Augusto Lopez-Claros, Chief Economist; Director, Global Competitiveness Network
|Country Rankings 2006-2007|
|1. Switzerland |
11. Hong Kong
Chapter: The Global Competitiveness Index: Identifying the Key Elements of Sustainable Growth
Interview with Chief Economist, Augusto Lopez-Claros
"The world economy is not a zero-sum game. Many nations can improve their prosperity if they can improve productivity. The central challenge in economic development, then, is how to create the conditions for rapid and sustained productivity growth."
"The process of growth is complex. The Growth Competitiveness Index is an attempt to capture this complexity by modelling growth as a complicated combination of factors that matter differently for different countries."
EXTRACT FROM THE PREFACE
by Professor Schwab

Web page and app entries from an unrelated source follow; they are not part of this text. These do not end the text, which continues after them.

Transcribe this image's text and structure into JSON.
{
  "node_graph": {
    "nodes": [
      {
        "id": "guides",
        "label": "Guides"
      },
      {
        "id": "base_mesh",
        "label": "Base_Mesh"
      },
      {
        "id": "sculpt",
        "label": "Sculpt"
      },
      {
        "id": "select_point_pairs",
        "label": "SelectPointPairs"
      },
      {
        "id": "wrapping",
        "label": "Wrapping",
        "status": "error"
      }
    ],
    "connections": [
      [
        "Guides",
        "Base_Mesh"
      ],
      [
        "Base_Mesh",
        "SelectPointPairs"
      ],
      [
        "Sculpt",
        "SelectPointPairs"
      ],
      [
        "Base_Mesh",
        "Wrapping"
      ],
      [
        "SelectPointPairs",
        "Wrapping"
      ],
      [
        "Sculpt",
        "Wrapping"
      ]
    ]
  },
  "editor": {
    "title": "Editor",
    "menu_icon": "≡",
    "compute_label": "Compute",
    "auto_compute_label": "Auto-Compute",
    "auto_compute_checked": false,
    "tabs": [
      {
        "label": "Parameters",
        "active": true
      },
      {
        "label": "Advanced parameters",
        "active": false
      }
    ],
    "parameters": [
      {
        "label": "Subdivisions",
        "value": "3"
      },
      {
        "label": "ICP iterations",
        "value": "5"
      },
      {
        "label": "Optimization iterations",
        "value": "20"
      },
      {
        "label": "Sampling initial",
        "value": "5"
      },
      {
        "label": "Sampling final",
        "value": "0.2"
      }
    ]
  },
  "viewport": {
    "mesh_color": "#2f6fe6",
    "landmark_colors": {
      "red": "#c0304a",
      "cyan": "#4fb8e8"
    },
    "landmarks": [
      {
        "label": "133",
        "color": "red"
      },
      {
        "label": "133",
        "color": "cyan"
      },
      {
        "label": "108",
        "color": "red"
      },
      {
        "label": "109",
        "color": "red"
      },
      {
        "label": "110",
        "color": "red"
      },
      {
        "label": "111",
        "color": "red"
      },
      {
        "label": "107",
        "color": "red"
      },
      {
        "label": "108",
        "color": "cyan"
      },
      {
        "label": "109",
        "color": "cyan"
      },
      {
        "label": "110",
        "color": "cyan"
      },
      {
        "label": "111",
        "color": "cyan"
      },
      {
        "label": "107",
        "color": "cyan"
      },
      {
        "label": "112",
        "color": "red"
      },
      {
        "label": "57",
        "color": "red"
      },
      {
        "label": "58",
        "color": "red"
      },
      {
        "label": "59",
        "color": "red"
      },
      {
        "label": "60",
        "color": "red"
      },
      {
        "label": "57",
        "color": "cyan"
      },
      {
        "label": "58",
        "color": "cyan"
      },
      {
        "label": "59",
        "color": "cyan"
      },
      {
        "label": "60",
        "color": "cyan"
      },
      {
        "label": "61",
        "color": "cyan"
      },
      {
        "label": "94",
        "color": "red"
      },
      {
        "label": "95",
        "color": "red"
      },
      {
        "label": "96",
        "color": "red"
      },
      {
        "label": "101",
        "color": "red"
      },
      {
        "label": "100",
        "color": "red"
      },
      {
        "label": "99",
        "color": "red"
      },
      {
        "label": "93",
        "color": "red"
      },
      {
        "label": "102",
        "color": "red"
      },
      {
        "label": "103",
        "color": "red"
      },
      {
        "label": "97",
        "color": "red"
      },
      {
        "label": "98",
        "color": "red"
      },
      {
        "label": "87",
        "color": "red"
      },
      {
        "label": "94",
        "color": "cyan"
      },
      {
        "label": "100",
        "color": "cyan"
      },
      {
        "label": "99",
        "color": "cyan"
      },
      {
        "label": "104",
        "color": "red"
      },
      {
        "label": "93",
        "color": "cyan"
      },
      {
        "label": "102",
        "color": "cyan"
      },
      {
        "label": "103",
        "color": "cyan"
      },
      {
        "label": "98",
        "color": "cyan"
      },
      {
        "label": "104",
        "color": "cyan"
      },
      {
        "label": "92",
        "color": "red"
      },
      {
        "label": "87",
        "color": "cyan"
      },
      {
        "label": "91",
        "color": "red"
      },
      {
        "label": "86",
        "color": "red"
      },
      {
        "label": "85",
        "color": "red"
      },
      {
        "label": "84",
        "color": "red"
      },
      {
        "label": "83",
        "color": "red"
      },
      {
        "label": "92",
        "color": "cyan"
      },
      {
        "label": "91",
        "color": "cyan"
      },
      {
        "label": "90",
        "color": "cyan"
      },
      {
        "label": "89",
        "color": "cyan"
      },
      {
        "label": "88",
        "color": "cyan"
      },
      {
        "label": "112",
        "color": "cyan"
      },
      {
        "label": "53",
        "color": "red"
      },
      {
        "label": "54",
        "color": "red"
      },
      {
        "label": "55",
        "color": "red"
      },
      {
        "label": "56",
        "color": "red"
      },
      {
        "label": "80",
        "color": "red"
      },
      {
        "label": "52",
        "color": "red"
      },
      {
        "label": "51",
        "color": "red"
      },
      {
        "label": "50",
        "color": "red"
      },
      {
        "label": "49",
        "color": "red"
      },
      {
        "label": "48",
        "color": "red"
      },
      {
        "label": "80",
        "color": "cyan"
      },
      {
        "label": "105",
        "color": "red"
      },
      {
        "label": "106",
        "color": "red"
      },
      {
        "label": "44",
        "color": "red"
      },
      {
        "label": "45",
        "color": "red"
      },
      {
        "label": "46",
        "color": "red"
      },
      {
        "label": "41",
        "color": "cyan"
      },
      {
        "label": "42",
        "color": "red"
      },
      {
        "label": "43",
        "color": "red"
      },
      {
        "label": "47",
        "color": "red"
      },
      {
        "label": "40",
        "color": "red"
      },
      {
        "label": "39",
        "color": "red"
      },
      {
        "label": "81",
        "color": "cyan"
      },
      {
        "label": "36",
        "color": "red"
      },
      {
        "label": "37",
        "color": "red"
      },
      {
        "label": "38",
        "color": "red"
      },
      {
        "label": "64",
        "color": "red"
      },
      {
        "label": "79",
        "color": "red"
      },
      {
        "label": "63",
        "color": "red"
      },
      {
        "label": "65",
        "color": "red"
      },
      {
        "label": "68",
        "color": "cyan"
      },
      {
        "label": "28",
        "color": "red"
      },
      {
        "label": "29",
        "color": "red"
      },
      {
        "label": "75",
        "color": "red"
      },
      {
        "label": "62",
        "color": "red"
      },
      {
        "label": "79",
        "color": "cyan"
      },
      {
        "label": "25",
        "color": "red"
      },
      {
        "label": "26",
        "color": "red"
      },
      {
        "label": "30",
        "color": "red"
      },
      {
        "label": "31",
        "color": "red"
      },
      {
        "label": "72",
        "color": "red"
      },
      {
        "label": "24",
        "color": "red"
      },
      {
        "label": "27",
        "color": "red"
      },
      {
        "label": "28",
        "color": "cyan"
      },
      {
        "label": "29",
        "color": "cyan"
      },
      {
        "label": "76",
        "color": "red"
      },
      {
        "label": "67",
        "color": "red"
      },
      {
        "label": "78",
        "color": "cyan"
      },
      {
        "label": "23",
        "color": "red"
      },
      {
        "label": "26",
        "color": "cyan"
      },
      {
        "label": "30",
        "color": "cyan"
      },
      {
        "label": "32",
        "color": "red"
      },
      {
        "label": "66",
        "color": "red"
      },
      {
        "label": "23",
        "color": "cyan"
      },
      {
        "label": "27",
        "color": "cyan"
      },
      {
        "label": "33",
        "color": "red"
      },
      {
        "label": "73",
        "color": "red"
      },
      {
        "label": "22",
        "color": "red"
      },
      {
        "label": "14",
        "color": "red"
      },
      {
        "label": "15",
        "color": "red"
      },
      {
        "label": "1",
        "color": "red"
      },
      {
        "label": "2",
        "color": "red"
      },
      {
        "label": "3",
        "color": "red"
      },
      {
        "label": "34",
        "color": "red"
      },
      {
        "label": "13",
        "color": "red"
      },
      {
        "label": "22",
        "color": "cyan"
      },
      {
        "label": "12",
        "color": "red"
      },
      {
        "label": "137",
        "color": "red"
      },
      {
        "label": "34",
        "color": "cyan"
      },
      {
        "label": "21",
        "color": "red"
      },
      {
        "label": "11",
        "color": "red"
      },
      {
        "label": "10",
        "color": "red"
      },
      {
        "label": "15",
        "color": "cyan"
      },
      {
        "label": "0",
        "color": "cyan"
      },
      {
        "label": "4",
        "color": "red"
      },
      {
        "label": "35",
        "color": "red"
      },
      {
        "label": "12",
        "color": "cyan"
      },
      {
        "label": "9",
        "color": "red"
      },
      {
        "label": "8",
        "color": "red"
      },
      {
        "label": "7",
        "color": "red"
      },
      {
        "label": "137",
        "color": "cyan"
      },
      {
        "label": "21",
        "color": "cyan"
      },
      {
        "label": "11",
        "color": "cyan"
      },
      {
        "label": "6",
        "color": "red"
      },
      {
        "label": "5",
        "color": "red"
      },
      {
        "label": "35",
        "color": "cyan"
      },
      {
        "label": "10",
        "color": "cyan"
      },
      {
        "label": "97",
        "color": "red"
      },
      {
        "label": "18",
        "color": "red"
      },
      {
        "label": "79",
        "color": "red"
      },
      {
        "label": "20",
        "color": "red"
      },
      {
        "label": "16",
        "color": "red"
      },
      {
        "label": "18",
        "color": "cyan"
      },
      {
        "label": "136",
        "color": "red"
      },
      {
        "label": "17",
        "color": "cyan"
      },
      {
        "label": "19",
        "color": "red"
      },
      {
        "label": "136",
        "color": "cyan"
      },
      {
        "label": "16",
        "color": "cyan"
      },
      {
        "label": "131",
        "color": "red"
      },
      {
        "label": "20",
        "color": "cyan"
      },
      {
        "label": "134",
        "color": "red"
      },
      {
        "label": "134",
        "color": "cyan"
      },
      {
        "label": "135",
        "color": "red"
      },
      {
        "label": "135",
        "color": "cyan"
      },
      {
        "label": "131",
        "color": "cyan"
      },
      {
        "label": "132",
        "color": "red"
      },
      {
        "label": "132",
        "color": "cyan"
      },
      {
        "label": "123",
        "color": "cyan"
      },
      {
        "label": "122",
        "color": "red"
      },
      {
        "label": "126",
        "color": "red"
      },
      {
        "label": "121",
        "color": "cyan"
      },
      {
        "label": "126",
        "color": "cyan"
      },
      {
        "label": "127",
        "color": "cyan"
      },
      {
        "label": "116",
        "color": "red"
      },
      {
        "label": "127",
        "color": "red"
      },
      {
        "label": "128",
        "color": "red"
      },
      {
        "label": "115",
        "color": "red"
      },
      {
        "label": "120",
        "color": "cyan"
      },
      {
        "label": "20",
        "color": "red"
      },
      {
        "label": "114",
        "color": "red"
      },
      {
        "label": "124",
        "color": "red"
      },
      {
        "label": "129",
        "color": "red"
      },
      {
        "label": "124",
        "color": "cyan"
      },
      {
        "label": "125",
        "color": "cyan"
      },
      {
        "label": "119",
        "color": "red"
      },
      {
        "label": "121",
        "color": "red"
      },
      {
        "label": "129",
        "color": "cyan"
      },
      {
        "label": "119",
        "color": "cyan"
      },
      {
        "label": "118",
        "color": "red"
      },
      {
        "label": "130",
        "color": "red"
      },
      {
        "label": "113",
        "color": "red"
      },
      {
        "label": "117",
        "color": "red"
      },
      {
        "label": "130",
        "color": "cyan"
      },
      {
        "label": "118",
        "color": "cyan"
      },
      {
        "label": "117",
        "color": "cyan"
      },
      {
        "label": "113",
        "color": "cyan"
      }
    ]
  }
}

It is against a backdrop of burgeoning global imbalances, the collapse of the Doha round of trade negotiations and the revival of protectionist tendencies which are combining to create an atmosphere that highlights the precariousness of global economic growth prospects, that the World Economic Forum is bringing the latest edition of The Global Competitiveness Report. With the growing complexity of the global economy, the Report is a contribution to enhancing our understanding of the key factors which determine economic growth, and explain why some countries are much more successful than others in raising income levels and opportunities for their respective populations. By providing detailed assessments of the economic conditions of nations worldwide, the Report offers policymakers and business leaders an important tool in the formulation of improved economic policies and institutional reforms.